(Material for this task begins)

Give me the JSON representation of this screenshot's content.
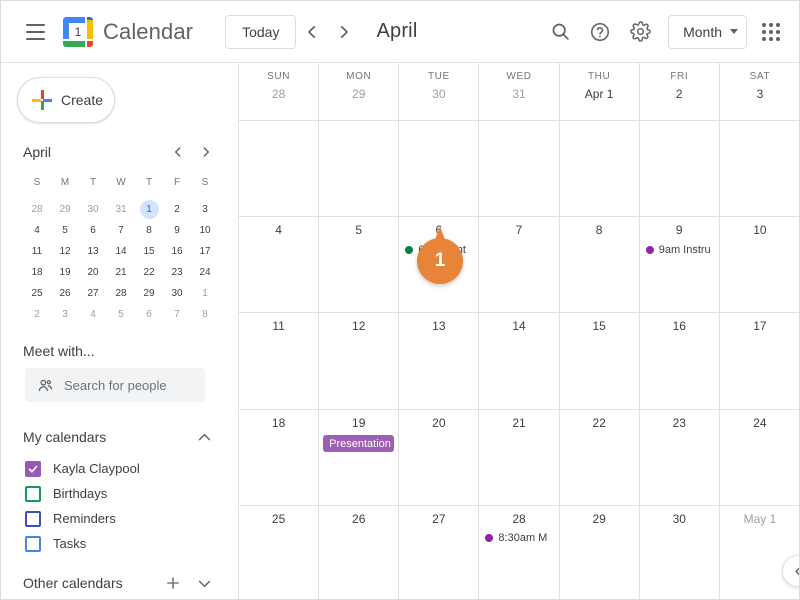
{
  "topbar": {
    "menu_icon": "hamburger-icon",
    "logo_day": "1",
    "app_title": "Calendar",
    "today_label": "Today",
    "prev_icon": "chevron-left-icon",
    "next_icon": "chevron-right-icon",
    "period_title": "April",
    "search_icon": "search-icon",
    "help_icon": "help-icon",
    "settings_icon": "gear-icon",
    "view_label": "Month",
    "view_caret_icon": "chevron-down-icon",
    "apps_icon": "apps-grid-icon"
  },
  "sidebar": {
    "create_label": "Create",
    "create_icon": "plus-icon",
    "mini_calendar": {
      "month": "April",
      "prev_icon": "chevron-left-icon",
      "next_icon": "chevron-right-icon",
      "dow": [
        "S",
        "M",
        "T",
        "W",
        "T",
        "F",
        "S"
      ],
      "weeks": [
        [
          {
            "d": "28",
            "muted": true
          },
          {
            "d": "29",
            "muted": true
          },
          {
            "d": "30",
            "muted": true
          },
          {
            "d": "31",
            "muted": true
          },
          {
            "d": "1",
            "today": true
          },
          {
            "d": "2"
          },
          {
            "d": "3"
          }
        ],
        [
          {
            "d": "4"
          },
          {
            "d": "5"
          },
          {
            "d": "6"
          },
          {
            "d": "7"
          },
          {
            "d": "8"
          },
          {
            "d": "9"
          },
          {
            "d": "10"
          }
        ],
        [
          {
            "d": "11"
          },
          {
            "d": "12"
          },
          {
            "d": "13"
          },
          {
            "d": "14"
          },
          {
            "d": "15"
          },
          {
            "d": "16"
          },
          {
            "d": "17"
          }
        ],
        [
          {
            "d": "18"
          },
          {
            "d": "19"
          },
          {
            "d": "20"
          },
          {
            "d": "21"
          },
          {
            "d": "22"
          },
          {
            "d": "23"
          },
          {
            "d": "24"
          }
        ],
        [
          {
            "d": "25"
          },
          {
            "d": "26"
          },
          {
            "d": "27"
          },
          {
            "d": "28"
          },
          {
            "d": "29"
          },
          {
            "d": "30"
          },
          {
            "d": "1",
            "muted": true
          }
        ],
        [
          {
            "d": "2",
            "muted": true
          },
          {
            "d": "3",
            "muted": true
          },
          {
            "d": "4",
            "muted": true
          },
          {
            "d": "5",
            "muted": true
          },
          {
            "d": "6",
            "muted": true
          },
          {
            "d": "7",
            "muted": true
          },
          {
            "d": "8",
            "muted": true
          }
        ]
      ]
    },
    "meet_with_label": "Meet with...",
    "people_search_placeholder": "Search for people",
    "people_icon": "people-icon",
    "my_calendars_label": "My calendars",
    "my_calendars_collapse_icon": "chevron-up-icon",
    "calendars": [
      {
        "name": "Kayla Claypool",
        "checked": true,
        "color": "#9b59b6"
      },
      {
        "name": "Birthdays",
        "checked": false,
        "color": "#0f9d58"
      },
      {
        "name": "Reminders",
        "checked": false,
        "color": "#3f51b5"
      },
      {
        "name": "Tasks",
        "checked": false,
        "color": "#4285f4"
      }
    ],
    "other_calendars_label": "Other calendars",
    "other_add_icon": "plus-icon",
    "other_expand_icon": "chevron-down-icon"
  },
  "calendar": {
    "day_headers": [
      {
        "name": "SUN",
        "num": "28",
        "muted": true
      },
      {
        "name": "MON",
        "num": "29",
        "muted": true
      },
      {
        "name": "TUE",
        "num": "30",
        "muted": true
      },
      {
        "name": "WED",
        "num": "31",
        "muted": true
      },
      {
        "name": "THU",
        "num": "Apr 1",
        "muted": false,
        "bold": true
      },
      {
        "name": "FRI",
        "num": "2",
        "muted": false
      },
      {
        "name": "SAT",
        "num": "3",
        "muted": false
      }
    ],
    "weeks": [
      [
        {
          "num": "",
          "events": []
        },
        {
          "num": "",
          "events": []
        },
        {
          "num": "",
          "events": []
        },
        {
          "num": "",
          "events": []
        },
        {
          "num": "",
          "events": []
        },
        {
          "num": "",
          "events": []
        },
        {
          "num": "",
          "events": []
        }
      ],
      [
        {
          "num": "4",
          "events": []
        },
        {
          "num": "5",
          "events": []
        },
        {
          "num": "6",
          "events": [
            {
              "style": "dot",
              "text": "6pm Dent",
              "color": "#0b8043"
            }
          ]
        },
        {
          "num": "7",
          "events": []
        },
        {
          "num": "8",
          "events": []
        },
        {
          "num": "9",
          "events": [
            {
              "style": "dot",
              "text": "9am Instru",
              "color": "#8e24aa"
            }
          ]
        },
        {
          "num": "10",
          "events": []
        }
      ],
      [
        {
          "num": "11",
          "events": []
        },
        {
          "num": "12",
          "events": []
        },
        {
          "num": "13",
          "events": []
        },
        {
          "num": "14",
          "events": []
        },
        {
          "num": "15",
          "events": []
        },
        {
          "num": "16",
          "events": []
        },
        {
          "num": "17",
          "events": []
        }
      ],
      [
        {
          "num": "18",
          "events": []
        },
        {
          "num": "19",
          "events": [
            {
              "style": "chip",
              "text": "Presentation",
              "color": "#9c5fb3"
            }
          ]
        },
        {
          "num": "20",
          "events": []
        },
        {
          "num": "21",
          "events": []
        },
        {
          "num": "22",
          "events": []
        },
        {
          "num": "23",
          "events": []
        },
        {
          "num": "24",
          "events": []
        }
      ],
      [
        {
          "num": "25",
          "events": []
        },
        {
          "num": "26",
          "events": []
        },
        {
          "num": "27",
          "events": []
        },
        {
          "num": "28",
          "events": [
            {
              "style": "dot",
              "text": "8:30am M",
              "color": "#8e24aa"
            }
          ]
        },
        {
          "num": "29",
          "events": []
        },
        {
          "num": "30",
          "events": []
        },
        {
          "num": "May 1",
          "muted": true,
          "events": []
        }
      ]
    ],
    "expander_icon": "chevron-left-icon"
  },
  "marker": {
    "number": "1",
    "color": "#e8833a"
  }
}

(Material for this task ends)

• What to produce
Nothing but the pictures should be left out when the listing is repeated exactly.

• Exercise answer
Give me the JSON representation of this screenshot's content.
{
  "topbar": {
    "menu_icon": "hamburger-icon",
    "logo_day": "1",
    "app_title": "Calendar",
    "today_label": "Today",
    "prev_icon": "chevron-left-icon",
    "next_icon": "chevron-right-icon",
    "period_title": "April",
    "search_icon": "search-icon",
    "help_icon": "help-icon",
    "settings_icon": "gear-icon",
    "view_label": "Month",
    "view_caret_icon": "chevron-down-icon",
    "apps_icon": "apps-grid-icon"
  },
  "sidebar": {
    "create_label": "Create",
    "create_icon": "plus-icon",
    "mini_calendar": {
      "month": "April",
      "prev_icon": "chevron-left-icon",
      "next_icon": "chevron-right-icon",
      "dow": [
        "S",
        "M",
        "T",
        "W",
        "T",
        "F",
        "S"
      ],
      "weeks": [
        [
          {
            "d": "28",
            "muted": true
          },
          {
            "d": "29",
            "muted": true
          },
          {
            "d": "30",
            "muted": true
          },
          {
            "d": "31",
            "muted": true
          },
          {
            "d": "1",
            "today": true
          },
          {
            "d": "2"
          },
          {
            "d": "3"
          }
        ],
        [
          {
            "d": "4"
          },
          {
            "d": "5"
          },
          {
            "d": "6"
          },
          {
            "d": "7"
          },
          {
            "d": "8"
          },
          {
            "d": "9"
          },
          {
            "d": "10"
          }
        ],
        [
          {
            "d": "11"
          },
          {
            "d": "12"
          },
          {
            "d": "13"
          },
          {
            "d": "14"
          },
          {
            "d": "15"
          },
          {
            "d": "16"
          },
          {
            "d": "17"
          }
        ],
        [
          {
            "d": "18"
          },
          {
            "d": "19"
          },
          {
            "d": "20"
          },
          {
            "d": "21"
          },
          {
            "d": "22"
          },
          {
            "d": "23"
          },
          {
            "d": "24"
          }
        ],
        [
          {
            "d": "25"
          },
          {
            "d": "26"
          },
          {
            "d": "27"
          },
          {
            "d": "28"
          },
          {
            "d": "29"
          },
          {
            "d": "30"
          },
          {
            "d": "1",
            "muted": true
          }
        ],
        [
          {
            "d": "2",
            "muted": true
          },
          {
            "d": "3",
            "muted": true
          },
          {
            "d": "4",
            "muted": true
          },
          {
            "d": "5",
            "muted": true
          },
          {
            "d": "6",
            "muted": true
          },
          {
            "d": "7",
            "muted": true
          },
          {
            "d": "8",
            "muted": true
          }
        ]
      ]
    },
    "meet_with_label": "Meet with...",
    "people_search_placeholder": "Search for people",
    "people_icon": "people-icon",
    "my_calendars_label": "My calendars",
    "my_calendars_collapse_icon": "chevron-up-icon",
    "calendars": [
      {
        "name": "Kayla Claypool",
        "checked": true,
        "color": "#9b59b6"
      },
      {
        "name": "Birthdays",
        "checked": false,
        "color": "#0f9d58"
      },
      {
        "name": "Reminders",
        "checked": false,
        "color": "#3f51b5"
      },
      {
        "name": "Tasks",
        "checked": false,
        "color": "#4285f4"
      }
    ],
    "other_calendars_label": "Other calendars",
    "other_add_icon": "plus-icon",
    "other_expand_icon": "chevron-down-icon"
  },
  "calendar": {
    "day_headers": [
      {
        "name": "SUN",
        "num": "28",
        "muted": true
      },
      {
        "name": "MON",
        "num": "29",
        "muted": true
      },
      {
        "name": "TUE",
        "num": "30",
        "muted": true
      },
      {
        "name": "WED",
        "num": "31",
        "muted": true
      },
      {
        "name": "THU",
        "num": "Apr 1",
        "muted": false,
        "bold": true
      },
      {
        "name": "FRI",
        "num": "2",
        "muted": false
      },
      {
        "name": "SAT",
        "num": "3",
        "muted": false
      }
    ],
    "weeks": [
      [
        {
          "num": "",
          "events": []
        },
        {
          "num": "",
          "events": []
        },
        {
          "num": "",
          "events": []
        },
        {
          "num": "",
          "events": []
        },
        {
          "num": "",
          "events": []
        },
        {
          "num": "",
          "events": []
        },
        {
          "num": "",
          "events": []
        }
      ],
      [
        {
          "num": "4",
          "events": []
        },
        {
          "num": "5",
          "events": []
        },
        {
          "num": "6",
          "events": [
            {
              "style": "dot",
              "text": "6pm Dent",
              "color": "#0b8043"
            }
          ]
        },
        {
          "num": "7",
          "events": []
        },
        {
          "num": "8",
          "events": []
        },
        {
          "num": "9",
          "events": [
            {
              "style": "dot",
              "text": "9am Instru",
              "color": "#8e24aa"
            }
          ]
        },
        {
          "num": "10",
          "events": []
        }
      ],
      [
        {
          "num": "11",
          "events": []
        },
        {
          "num": "12",
          "events": []
        },
        {
          "num": "13",
          "events": []
        },
        {
          "num": "14",
          "events": []
        },
        {
          "num": "15",
          "events": []
        },
        {
          "num": "16",
          "events": []
        },
        {
          "num": "17",
          "events": []
        }
      ],
      [
        {
          "num": "18",
          "events": []
        },
        {
          "num": "19",
          "events": [
            {
              "style": "chip",
              "text": "Presentation",
              "color": "#9c5fb3"
            }
          ]
        },
        {
          "num": "20",
          "events": []
        },
        {
          "num": "21",
          "events": []
        },
        {
          "num": "22",
          "events": []
        },
        {
          "num": "23",
          "events": []
        },
        {
          "num": "24",
          "events": []
        }
      ],
      [
        {
          "num": "25",
          "events": []
        },
        {
          "num": "26",
          "events": []
        },
        {
          "num": "27",
          "events": []
        },
        {
          "num": "28",
          "events": [
            {
              "style": "dot",
              "text": "8:30am M",
              "color": "#8e24aa"
            }
          ]
        },
        {
          "num": "29",
          "events": []
        },
        {
          "num": "30",
          "events": []
        },
        {
          "num": "May 1",
          "muted": true,
          "events": []
        }
      ]
    ],
    "expander_icon": "chevron-left-icon"
  },
  "marker": {
    "number": "1",
    "color": "#e8833a"
  }
}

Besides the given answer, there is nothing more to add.